Records contained in a dataset
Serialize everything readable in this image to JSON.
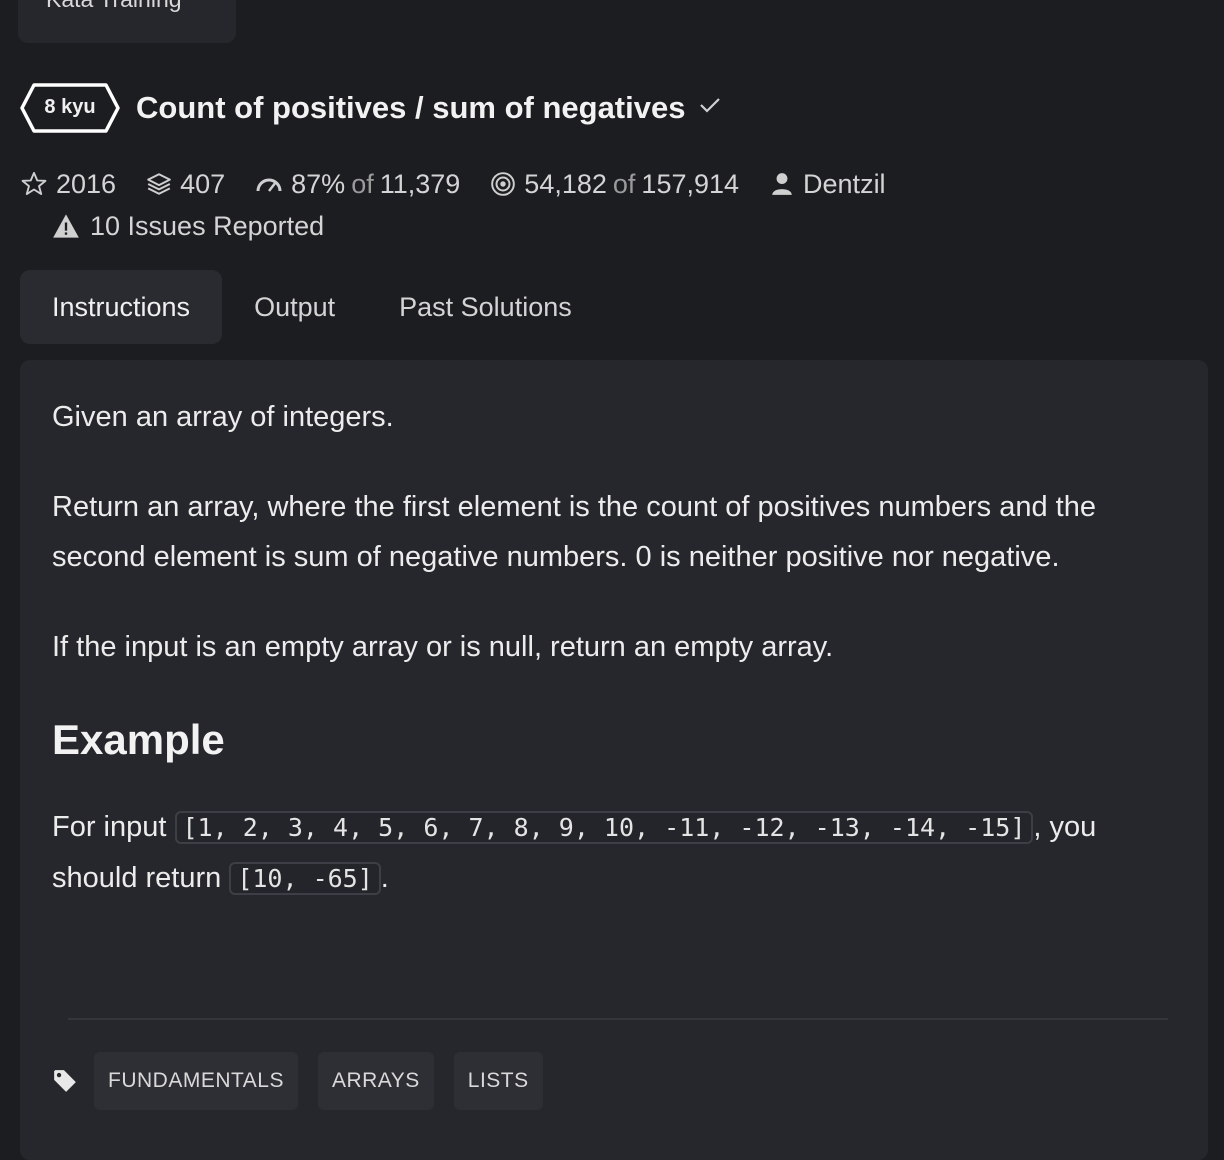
{
  "top_tab": {
    "label": "Kata Training"
  },
  "kata": {
    "rank": "8 kyu",
    "title": "Count of positives / sum of negatives"
  },
  "stats": {
    "stars": "2016",
    "collections": "407",
    "satisfaction_pct": "87%",
    "satisfaction_of_word": "of",
    "satisfaction_total": "11,379",
    "completed": "54,182",
    "completed_of_word": "of",
    "attempted": "157,914",
    "author": "Dentzil",
    "issues": "10 Issues Reported"
  },
  "tabs": [
    {
      "label": "Instructions",
      "active": true
    },
    {
      "label": "Output",
      "active": false
    },
    {
      "label": "Past Solutions",
      "active": false
    }
  ],
  "description": {
    "p1": "Given an array of integers.",
    "p2": "Return an array, where the first element is the count of positives numbers and the second element is sum of negative numbers. 0 is neither positive nor negative.",
    "p3": "If the input is an empty array or is null, return an empty array.",
    "heading": "Example",
    "example_prefix": "For input ",
    "example_input": "[1, 2, 3, 4, 5, 6, 7, 8, 9, 10, -11, -12, -13, -14, -15]",
    "example_middle": ", you should return ",
    "example_output": "[10, -65]",
    "example_suffix": "."
  },
  "tags": [
    "FUNDAMENTALS",
    "ARRAYS",
    "LISTS"
  ],
  "icons": {
    "star": "star-icon",
    "collections": "layers-icon",
    "satisfaction": "gauge-icon",
    "completed": "target-icon",
    "author": "user-icon",
    "issues": "warning-icon",
    "tags": "tag-icon",
    "check": "check-icon"
  },
  "colors": {
    "background": "#1c1d21",
    "panel": "#26272c",
    "active_tab": "#2a2b31",
    "badge_border": "#ffffff"
  }
}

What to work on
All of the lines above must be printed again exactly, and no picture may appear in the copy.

Expected answer
Serialize everything readable in this image to JSON.
{
  "top_tab": {
    "label": "Kata Training"
  },
  "kata": {
    "rank": "8 kyu",
    "title": "Count of positives / sum of negatives"
  },
  "stats": {
    "stars": "2016",
    "collections": "407",
    "satisfaction_pct": "87%",
    "satisfaction_of_word": "of",
    "satisfaction_total": "11,379",
    "completed": "54,182",
    "completed_of_word": "of",
    "attempted": "157,914",
    "author": "Dentzil",
    "issues": "10 Issues Reported"
  },
  "tabs": [
    {
      "label": "Instructions",
      "active": true
    },
    {
      "label": "Output",
      "active": false
    },
    {
      "label": "Past Solutions",
      "active": false
    }
  ],
  "description": {
    "p1": "Given an array of integers.",
    "p2": "Return an array, where the first element is the count of positives numbers and the second element is sum of negative numbers. 0 is neither positive nor negative.",
    "p3": "If the input is an empty array or is null, return an empty array.",
    "heading": "Example",
    "example_prefix": "For input ",
    "example_input": "[1, 2, 3, 4, 5, 6, 7, 8, 9, 10, -11, -12, -13, -14, -15]",
    "example_middle": ", you should return ",
    "example_output": "[10, -65]",
    "example_suffix": "."
  },
  "tags": [
    "FUNDAMENTALS",
    "ARRAYS",
    "LISTS"
  ],
  "icons": {
    "star": "star-icon",
    "collections": "layers-icon",
    "satisfaction": "gauge-icon",
    "completed": "target-icon",
    "author": "user-icon",
    "issues": "warning-icon",
    "tags": "tag-icon",
    "check": "check-icon"
  },
  "colors": {
    "background": "#1c1d21",
    "panel": "#26272c",
    "active_tab": "#2a2b31",
    "badge_border": "#ffffff"
  }
}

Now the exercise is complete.